If I were to describe the type of culture present within group fitness, I would say group fitness classes are comprised of motivated individuals who use positive social stimulation to make their workouts better.

Meet Likeminded People and Work Together

Group fitness for many is a crucial aspect of their daily socialization. Friendships made in the gym are strong because of the shared fitness. Sharing a hobby with someone can be the foundation of a great friendship outside of the group fitness atmosphere. Friendships within the world of group fitness can be a healthy motivator to work harder in every workout. No matter your strength or fitness, there is a place for your within group fitness. Everyone there has the same goal as you: to complete the workout and have a good time doing it. Don’t be afraid to share your goals with the group because, in the end, you'll have more friendships and workout buddies to conquer challenges with.

Your Workouts Are Already Planned for You

Another pro of attending group fitness classes is that you do not have to think or plan your workout. Just show up and allow our certified instructors to lead you through a structured warm-up, killer workout, and dynamic cool-down. In addition to a planned workout, the instructors are also there to cue you into the correct form to prevent injuries and push you to get the most from your workout. What more could you ask for? You get a free workout plan, motivation, and a group of like-minded individuals to do it with you!

Check out our monthly group fitness schedule and try a new class today either online or at NIFS!

Group Fitness Schedule

This blog was written by Payton Gross, NIFS Group Fitness Coordinator.
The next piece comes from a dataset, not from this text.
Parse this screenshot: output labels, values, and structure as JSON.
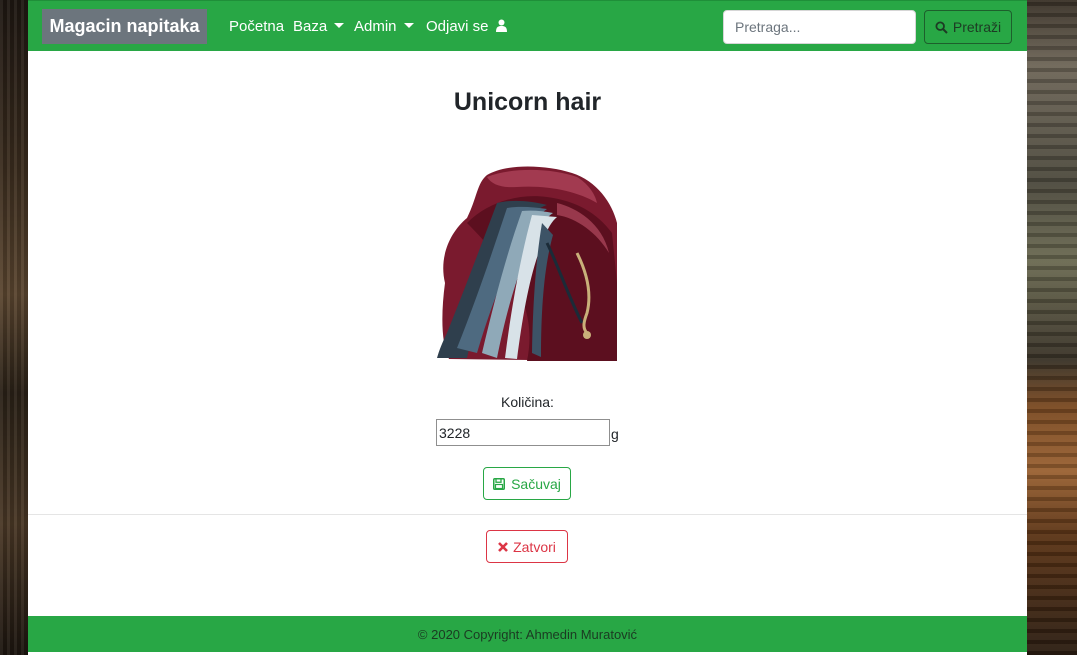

To learn more about the NIFS bloggers, click here.

Topics: motivation group fitness workouts group training accountability group fitness culture social aspects